* [EXERCISE]
Start at the first record below and retype through the last, exactly.

Component data from apps and pages:
▼▼▼

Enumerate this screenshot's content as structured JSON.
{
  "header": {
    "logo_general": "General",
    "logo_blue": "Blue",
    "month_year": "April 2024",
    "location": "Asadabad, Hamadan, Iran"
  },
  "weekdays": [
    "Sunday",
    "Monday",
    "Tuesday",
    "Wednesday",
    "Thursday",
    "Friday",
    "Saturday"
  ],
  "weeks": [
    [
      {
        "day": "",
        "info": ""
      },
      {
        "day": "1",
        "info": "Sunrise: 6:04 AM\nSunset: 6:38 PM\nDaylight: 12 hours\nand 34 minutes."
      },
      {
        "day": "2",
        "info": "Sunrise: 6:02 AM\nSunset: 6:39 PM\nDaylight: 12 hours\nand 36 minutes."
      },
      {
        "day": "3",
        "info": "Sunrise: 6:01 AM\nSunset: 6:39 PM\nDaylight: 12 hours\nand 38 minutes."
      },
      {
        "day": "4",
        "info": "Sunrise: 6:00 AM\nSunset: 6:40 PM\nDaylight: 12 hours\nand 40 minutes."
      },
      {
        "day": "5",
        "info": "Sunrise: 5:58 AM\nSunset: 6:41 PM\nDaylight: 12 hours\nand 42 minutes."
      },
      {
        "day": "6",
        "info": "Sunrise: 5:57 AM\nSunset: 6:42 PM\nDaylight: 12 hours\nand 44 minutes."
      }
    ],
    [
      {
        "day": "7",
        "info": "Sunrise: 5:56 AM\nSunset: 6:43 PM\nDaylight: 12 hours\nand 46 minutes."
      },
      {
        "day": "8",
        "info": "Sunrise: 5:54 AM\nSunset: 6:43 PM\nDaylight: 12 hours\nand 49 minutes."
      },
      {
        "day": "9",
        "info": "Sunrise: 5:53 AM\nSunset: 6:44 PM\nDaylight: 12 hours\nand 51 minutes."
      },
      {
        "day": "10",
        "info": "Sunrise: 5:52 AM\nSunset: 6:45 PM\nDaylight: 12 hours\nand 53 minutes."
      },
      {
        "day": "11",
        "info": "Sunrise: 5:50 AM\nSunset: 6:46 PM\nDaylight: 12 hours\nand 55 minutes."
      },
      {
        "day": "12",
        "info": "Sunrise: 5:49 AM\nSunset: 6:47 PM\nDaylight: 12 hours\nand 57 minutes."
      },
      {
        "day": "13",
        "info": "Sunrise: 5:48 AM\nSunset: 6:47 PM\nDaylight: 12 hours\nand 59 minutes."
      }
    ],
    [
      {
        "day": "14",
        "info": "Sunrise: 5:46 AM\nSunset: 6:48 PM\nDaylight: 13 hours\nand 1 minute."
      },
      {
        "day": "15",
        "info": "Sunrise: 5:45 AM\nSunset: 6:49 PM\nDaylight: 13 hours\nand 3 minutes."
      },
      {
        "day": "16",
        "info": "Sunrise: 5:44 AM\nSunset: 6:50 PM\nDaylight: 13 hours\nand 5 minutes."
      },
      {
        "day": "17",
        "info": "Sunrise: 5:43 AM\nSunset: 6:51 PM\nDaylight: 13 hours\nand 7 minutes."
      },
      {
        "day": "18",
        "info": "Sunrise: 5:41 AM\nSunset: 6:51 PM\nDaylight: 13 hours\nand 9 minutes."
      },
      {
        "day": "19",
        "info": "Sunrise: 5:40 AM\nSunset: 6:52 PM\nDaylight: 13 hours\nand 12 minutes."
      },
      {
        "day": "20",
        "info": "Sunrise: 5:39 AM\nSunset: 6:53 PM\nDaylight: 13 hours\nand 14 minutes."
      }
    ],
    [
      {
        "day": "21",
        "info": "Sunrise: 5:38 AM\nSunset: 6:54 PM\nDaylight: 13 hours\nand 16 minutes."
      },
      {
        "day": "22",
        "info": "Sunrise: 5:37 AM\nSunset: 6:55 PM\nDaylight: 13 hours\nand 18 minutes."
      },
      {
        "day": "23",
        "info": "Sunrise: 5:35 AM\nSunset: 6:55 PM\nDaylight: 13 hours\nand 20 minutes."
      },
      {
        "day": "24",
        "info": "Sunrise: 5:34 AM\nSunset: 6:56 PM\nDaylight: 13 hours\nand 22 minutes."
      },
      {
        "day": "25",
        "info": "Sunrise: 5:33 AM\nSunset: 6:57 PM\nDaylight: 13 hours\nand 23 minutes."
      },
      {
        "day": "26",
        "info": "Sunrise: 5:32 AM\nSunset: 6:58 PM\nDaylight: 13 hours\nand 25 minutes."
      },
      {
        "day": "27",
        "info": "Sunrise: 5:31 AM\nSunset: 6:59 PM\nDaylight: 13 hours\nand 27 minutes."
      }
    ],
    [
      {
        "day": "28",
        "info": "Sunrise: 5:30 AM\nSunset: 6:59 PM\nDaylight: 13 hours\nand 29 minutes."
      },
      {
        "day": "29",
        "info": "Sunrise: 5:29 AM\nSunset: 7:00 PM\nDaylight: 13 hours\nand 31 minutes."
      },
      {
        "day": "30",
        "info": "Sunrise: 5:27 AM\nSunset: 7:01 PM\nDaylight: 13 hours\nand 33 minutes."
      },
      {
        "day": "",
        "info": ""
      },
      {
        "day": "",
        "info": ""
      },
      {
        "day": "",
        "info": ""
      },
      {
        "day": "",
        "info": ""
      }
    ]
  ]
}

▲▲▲

* [TASK ANSWER]
Enumerate this screenshot's content as structured JSON.
{
  "header": {
    "logo_general": "General",
    "logo_blue": "Blue",
    "month_year": "April 2024",
    "location": "Asadabad, Hamadan, Iran"
  },
  "weekdays": [
    "Sunday",
    "Monday",
    "Tuesday",
    "Wednesday",
    "Thursday",
    "Friday",
    "Saturday"
  ],
  "weeks": [
    [
      {
        "day": "",
        "info": ""
      },
      {
        "day": "1",
        "info": "Sunrise: 6:04 AM\nSunset: 6:38 PM\nDaylight: 12 hours\nand 34 minutes."
      },
      {
        "day": "2",
        "info": "Sunrise: 6:02 AM\nSunset: 6:39 PM\nDaylight: 12 hours\nand 36 minutes."
      },
      {
        "day": "3",
        "info": "Sunrise: 6:01 AM\nSunset: 6:39 PM\nDaylight: 12 hours\nand 38 minutes."
      },
      {
        "day": "4",
        "info": "Sunrise: 6:00 AM\nSunset: 6:40 PM\nDaylight: 12 hours\nand 40 minutes."
      },
      {
        "day": "5",
        "info": "Sunrise: 5:58 AM\nSunset: 6:41 PM\nDaylight: 12 hours\nand 42 minutes."
      },
      {
        "day": "6",
        "info": "Sunrise: 5:57 AM\nSunset: 6:42 PM\nDaylight: 12 hours\nand 44 minutes."
      }
    ],
    [
      {
        "day": "7",
        "info": "Sunrise: 5:56 AM\nSunset: 6:43 PM\nDaylight: 12 hours\nand 46 minutes."
      },
      {
        "day": "8",
        "info": "Sunrise: 5:54 AM\nSunset: 6:43 PM\nDaylight: 12 hours\nand 49 minutes."
      },
      {
        "day": "9",
        "info": "Sunrise: 5:53 AM\nSunset: 6:44 PM\nDaylight: 12 hours\nand 51 minutes."
      },
      {
        "day": "10",
        "info": "Sunrise: 5:52 AM\nSunset: 6:45 PM\nDaylight: 12 hours\nand 53 minutes."
      },
      {
        "day": "11",
        "info": "Sunrise: 5:50 AM\nSunset: 6:46 PM\nDaylight: 12 hours\nand 55 minutes."
      },
      {
        "day": "12",
        "info": "Sunrise: 5:49 AM\nSunset: 6:47 PM\nDaylight: 12 hours\nand 57 minutes."
      },
      {
        "day": "13",
        "info": "Sunrise: 5:48 AM\nSunset: 6:47 PM\nDaylight: 12 hours\nand 59 minutes."
      }
    ],
    [
      {
        "day": "14",
        "info": "Sunrise: 5:46 AM\nSunset: 6:48 PM\nDaylight: 13 hours\nand 1 minute."
      },
      {
        "day": "15",
        "info": "Sunrise: 5:45 AM\nSunset: 6:49 PM\nDaylight: 13 hours\nand 3 minutes."
      },
      {
        "day": "16",
        "info": "Sunrise: 5:44 AM\nSunset: 6:50 PM\nDaylight: 13 hours\nand 5 minutes."
      },
      {
        "day": "17",
        "info": "Sunrise: 5:43 AM\nSunset: 6:51 PM\nDaylight: 13 hours\nand 7 minutes."
      },
      {
        "day": "18",
        "info": "Sunrise: 5:41 AM\nSunset: 6:51 PM\nDaylight: 13 hours\nand 9 minutes."
      },
      {
        "day": "19",
        "info": "Sunrise: 5:40 AM\nSunset: 6:52 PM\nDaylight: 13 hours\nand 12 minutes."
      },
      {
        "day": "20",
        "info": "Sunrise: 5:39 AM\nSunset: 6:53 PM\nDaylight: 13 hours\nand 14 minutes."
      }
    ],
    [
      {
        "day": "21",
        "info": "Sunrise: 5:38 AM\nSunset: 6:54 PM\nDaylight: 13 hours\nand 16 minutes."
      },
      {
        "day": "22",
        "info": "Sunrise: 5:37 AM\nSunset: 6:55 PM\nDaylight: 13 hours\nand 18 minutes."
      },
      {
        "day": "23",
        "info": "Sunrise: 5:35 AM\nSunset: 6:55 PM\nDaylight: 13 hours\nand 20 minutes."
      },
      {
        "day": "24",
        "info": "Sunrise: 5:34 AM\nSunset: 6:56 PM\nDaylight: 13 hours\nand 22 minutes."
      },
      {
        "day": "25",
        "info": "Sunrise: 5:33 AM\nSunset: 6:57 PM\nDaylight: 13 hours\nand 23 minutes."
      },
      {
        "day": "26",
        "info": "Sunrise: 5:32 AM\nSunset: 6:58 PM\nDaylight: 13 hours\nand 25 minutes."
      },
      {
        "day": "27",
        "info": "Sunrise: 5:31 AM\nSunset: 6:59 PM\nDaylight: 13 hours\nand 27 minutes."
      }
    ],
    [
      {
        "day": "28",
        "info": "Sunrise: 5:30 AM\nSunset: 6:59 PM\nDaylight: 13 hours\nand 29 minutes."
      },
      {
        "day": "29",
        "info": "Sunrise: 5:29 AM\nSunset: 7:00 PM\nDaylight: 13 hours\nand 31 minutes."
      },
      {
        "day": "30",
        "info": "Sunrise: 5:27 AM\nSunset: 7:01 PM\nDaylight: 13 hours\nand 33 minutes."
      },
      {
        "day": "",
        "info": ""
      },
      {
        "day": "",
        "info": ""
      },
      {
        "day": "",
        "info": ""
      },
      {
        "day": "",
        "info": ""
      }
    ]
  ]
}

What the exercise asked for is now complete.